didn’t seem to have time or the need to get a university education. It was too
elementary, and he had better things to do. And unlike many students, he
convinced me he knew whereof he spoke. But maybe not.
am convinced that any attempt I might have made to follow any particular course
of study would not have made much of an impression.
I finish up this essay, January 2005 is slipping away minute by minute. I can
barely hold on to consciousness as I recuperate from the flu and think about all
that has already happened this month and all that still lies ahead for me.
Fortunately there are moments when I get off to a concert (Schumann’s Piano
Concerto at Disney Hall), listen to CDs in the car (the Russian National
Orchestra’s fine recording of the Pathetique Symphony), go some distance with
friends to hear a poetry reading (Robert Bly in San Jose), and then revisit a
poet’s stone house built with his hands (Robinson Jeffers’ Tor House in
Carmel). The countryside in California right now reminds me of “England’s
green and pleasant land.”
I will not escape from Los Angeles easily or find as much time I would like to
write poetry or learn fast enough to keep up with changes in the world of
software for computers, I will at least find the time to drive by a billboard on
Westwood Boulevard just south of Wilshire where Justin’s face has a brilliant
sunset as a backdrop. There he is described as a good confidante, and that he
is another expression of loving farewell to someone who always burned with a
“gemlike flame” in other ways than the merely literary, and whose life meant
a great deal to everyone who knew him.
own miles ahead seem a little shorter when I think how much life he had to load
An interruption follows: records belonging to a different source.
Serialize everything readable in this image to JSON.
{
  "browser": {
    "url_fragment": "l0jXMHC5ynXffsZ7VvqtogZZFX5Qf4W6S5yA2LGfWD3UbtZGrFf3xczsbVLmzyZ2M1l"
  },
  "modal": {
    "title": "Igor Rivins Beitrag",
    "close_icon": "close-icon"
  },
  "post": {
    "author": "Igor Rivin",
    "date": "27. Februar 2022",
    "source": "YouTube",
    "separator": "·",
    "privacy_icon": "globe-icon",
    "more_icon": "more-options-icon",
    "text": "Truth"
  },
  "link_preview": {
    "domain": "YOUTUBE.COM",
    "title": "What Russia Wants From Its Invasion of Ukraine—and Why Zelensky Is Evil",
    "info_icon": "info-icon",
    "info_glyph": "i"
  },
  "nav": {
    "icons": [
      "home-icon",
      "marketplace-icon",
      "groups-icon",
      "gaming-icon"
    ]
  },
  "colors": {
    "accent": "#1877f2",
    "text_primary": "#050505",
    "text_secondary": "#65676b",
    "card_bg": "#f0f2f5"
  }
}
in to his far briefer time in this planet. Cut off in his golden years! Nearly
the same age as John Keats!